▶ PROMPT: Print everything in the records exactly. Leave the pictures out.

▶ SUPPLIED RECORDS:
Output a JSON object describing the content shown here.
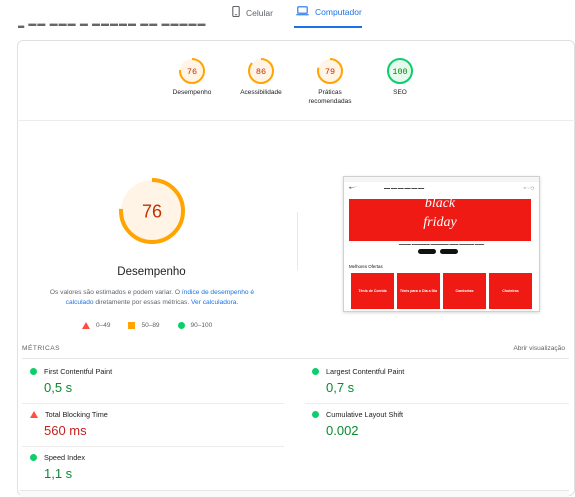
{
  "device_tabs": {
    "mobile_label": "Celular",
    "desktop_label": "Computador",
    "active": "desktop"
  },
  "scores": [
    {
      "label": "Desempenho",
      "value": "76",
      "score": 76,
      "color": "#ffa400",
      "text_color": "#c33300"
    },
    {
      "label": "Acessibilidade",
      "value": "86",
      "score": 86,
      "color": "#ffa400",
      "text_color": "#c33300"
    },
    {
      "label": "Práticas recomendadas",
      "value": "79",
      "score": 79,
      "color": "#ffa400",
      "text_color": "#c33300"
    },
    {
      "label": "SEO",
      "value": "100",
      "score": 100,
      "color": "#0cce6b",
      "text_color": "#008800"
    }
  ],
  "main_gauge": {
    "value": "76",
    "score": 76,
    "title": "Desempenho",
    "color": "#ffa400"
  },
  "note": {
    "part1": "Os valores são estimados e podem variar. O ",
    "link1": "índice de desempenho é calculado",
    "part2": " diretamente por essas métricas. ",
    "link2": "Ver calculadora."
  },
  "legend": [
    {
      "icon": "triangle-icon",
      "label": "0–49"
    },
    {
      "icon": "square-icon",
      "label": "50–89"
    },
    {
      "icon": "circle-icon",
      "label": "90–100"
    }
  ],
  "screenshot": {
    "banner_line1": "black",
    "banner_line2": "friday",
    "offers_title": "Melhores Ofertas",
    "tiles": [
      "Tênis de Corrida",
      "Tênis para o Dia a Dia",
      "Camisetas",
      "Chuteiras"
    ]
  },
  "metrics_header": "MÉTRICAS",
  "metrics_expand": "Abrir visualização",
  "metrics": [
    {
      "name": "First Contentful Paint",
      "value": "0,5 s",
      "status": "pass"
    },
    {
      "name": "Largest Contentful Paint",
      "value": "0,7 s",
      "status": "pass"
    },
    {
      "name": "Total Blocking Time",
      "value": "560 ms",
      "status": "fail"
    },
    {
      "name": "Cumulative Layout Shift",
      "value": "0.002",
      "status": "pass"
    },
    {
      "name": "Speed Index",
      "value": "1,1 s",
      "status": "pass"
    }
  ]
}
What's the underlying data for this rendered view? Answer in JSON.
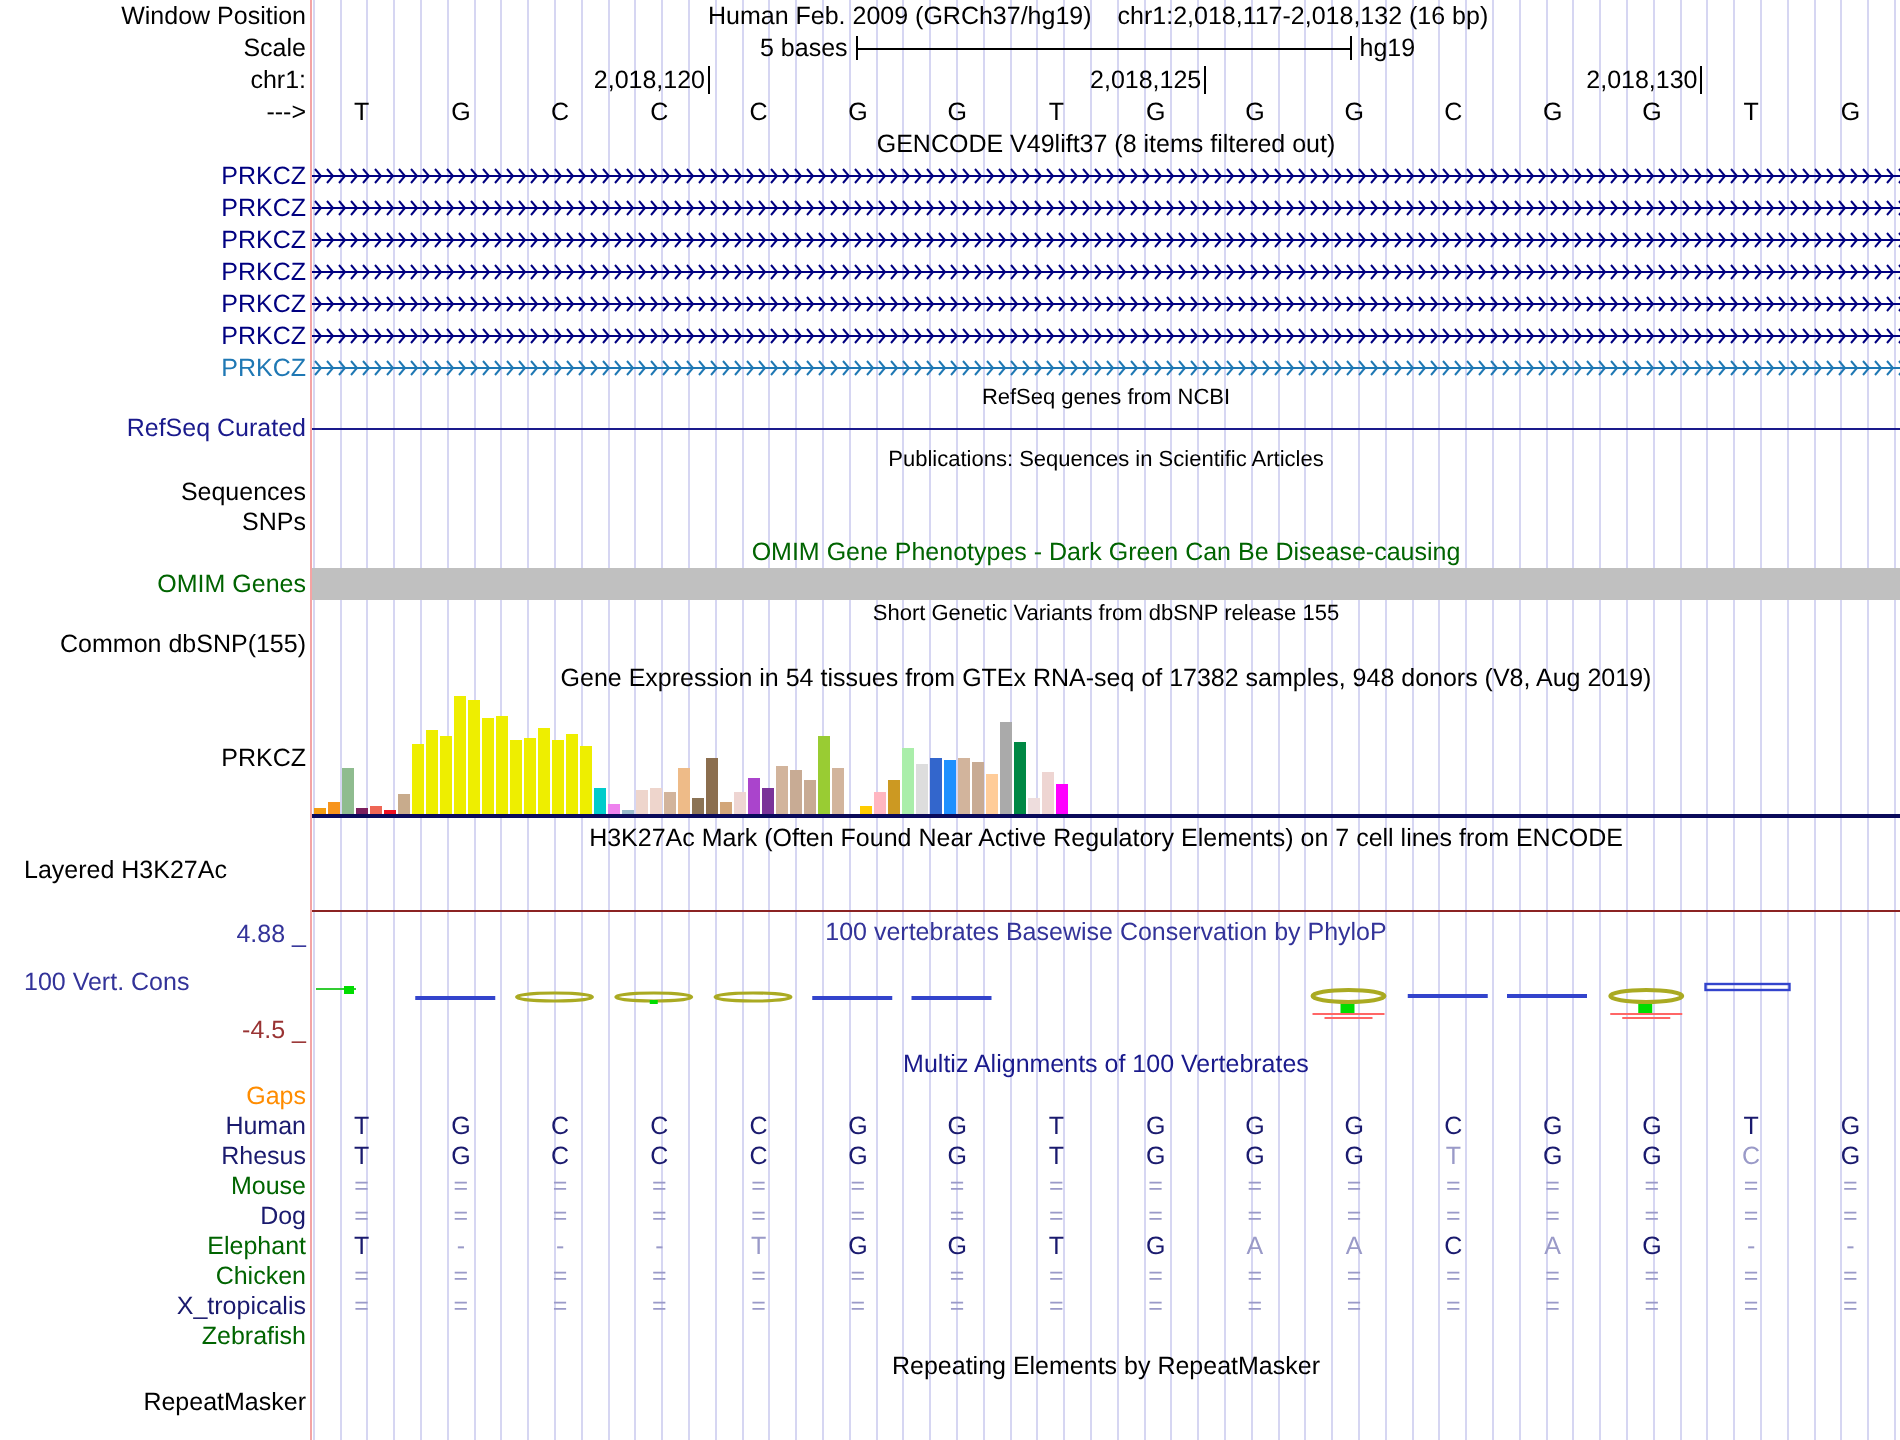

▶ TASK RESPONSE:
Output a JSON object describing the content shown here.
{
  "device_tabs": {
    "mobile_label": "Celular",
    "desktop_label": "Computador",
    "active": "desktop"
  },
  "scores": [
    {
      "label": "Desempenho",
      "value": "76",
      "score": 76,
      "color": "#ffa400",
      "text_color": "#c33300"
    },
    {
      "label": "Acessibilidade",
      "value": "86",
      "score": 86,
      "color": "#ffa400",
      "text_color": "#c33300"
    },
    {
      "label": "Práticas recomendadas",
      "value": "79",
      "score": 79,
      "color": "#ffa400",
      "text_color": "#c33300"
    },
    {
      "label": "SEO",
      "value": "100",
      "score": 100,
      "color": "#0cce6b",
      "text_color": "#008800"
    }
  ],
  "main_gauge": {
    "value": "76",
    "score": 76,
    "title": "Desempenho",
    "color": "#ffa400"
  },
  "note": {
    "part1": "Os valores são estimados e podem variar. O ",
    "link1": "índice de desempenho é calculado",
    "part2": " diretamente por essas métricas. ",
    "link2": "Ver calculadora."
  },
  "legend": [
    {
      "icon": "triangle-icon",
      "label": "0–49"
    },
    {
      "icon": "square-icon",
      "label": "50–89"
    },
    {
      "icon": "circle-icon",
      "label": "90–100"
    }
  ],
  "screenshot": {
    "banner_line1": "black",
    "banner_line2": "friday",
    "offers_title": "Melhores Ofertas",
    "tiles": [
      "Tênis de Corrida",
      "Tênis para o Dia a Dia",
      "Camisetas",
      "Chuteiras"
    ]
  },
  "metrics_header": "MÉTRICAS",
  "metrics_expand": "Abrir visualização",
  "metrics": [
    {
      "name": "First Contentful Paint",
      "value": "0,5 s",
      "status": "pass"
    },
    {
      "name": "Largest Contentful Paint",
      "value": "0,7 s",
      "status": "pass"
    },
    {
      "name": "Total Blocking Time",
      "value": "560 ms",
      "status": "fail"
    },
    {
      "name": "Cumulative Layout Shift",
      "value": "0.002",
      "status": "pass"
    },
    {
      "name": "Speed Index",
      "value": "1,1 s",
      "status": "pass"
    }
  ]
}
What's the underlying data for this rendered view? Answer in JSON.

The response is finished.